- [Extracted records]
____

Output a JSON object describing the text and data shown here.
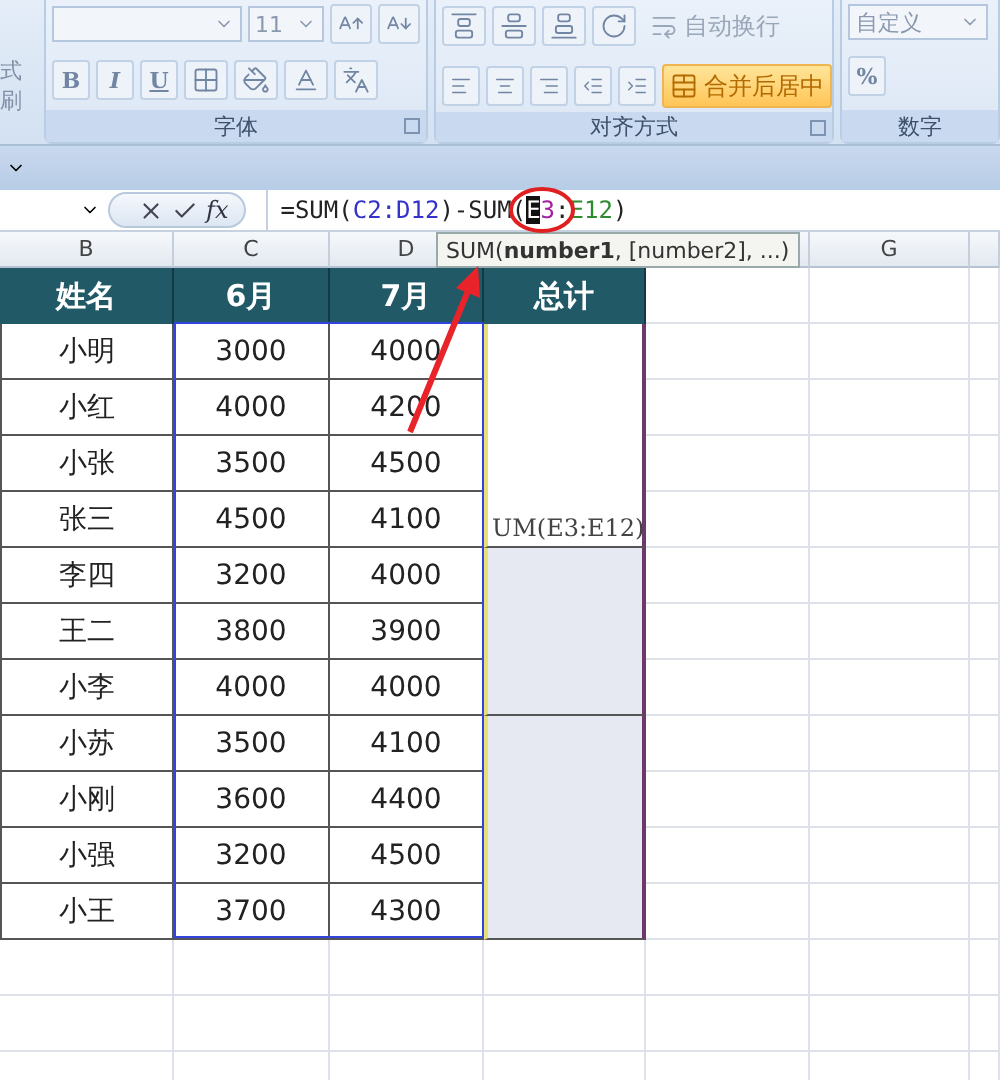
{
  "ribbon": {
    "clipboard_fragment": "式刷",
    "font_group": {
      "label": "字体",
      "font_size": "11",
      "style_buttons": [
        "B",
        "I",
        "U"
      ]
    },
    "alignment_group": {
      "label": "对齐方式",
      "wrap_button": "自动换行",
      "merge_button": {
        "label": "合并后居中",
        "selected": true
      }
    },
    "number_group": {
      "label": "数字",
      "format": "自定义",
      "percent": "%"
    }
  },
  "formula_bar": {
    "fx": "fx",
    "segments": [
      {
        "text": "=SUM("
      },
      {
        "text": "C2:D12",
        "color": "#3333cc"
      },
      {
        "text": ")-SUM("
      },
      {
        "text": "E",
        "selected": true
      },
      {
        "text": "3",
        "color": "#a020a0"
      },
      {
        "text": ":"
      },
      {
        "text": "E12",
        "color": "#2e8b2e"
      },
      {
        "text": ")"
      }
    ]
  },
  "tooltip": "SUM(**number1**, [number2], ...)",
  "column_headers": [
    "B",
    "C",
    "D",
    "G"
  ],
  "table": {
    "columns": [
      "姓名",
      "6月",
      "7月",
      "总计"
    ],
    "rows": [
      [
        "小明",
        "3000",
        "4000"
      ],
      [
        "小红",
        "4000",
        "4200"
      ],
      [
        "小张",
        "3500",
        "4500"
      ],
      [
        "张三",
        "4500",
        "4100"
      ],
      [
        "李四",
        "3200",
        "4000"
      ],
      [
        "王二",
        "3800",
        "3900"
      ],
      [
        "小李",
        "4000",
        "4000"
      ],
      [
        "小苏",
        "3500",
        "4100"
      ],
      [
        "小刚",
        "3600",
        "4400"
      ],
      [
        "小强",
        "3200",
        "4500"
      ],
      [
        "小王",
        "3700",
        "4300"
      ]
    ],
    "total_blocks": [
      {
        "text": "UM(E3:E12)",
        "shaded": false
      },
      {
        "shaded": true
      },
      {
        "shaded": true
      }
    ]
  }
}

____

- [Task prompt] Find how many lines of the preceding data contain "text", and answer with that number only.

- [Solution for this exercise] 10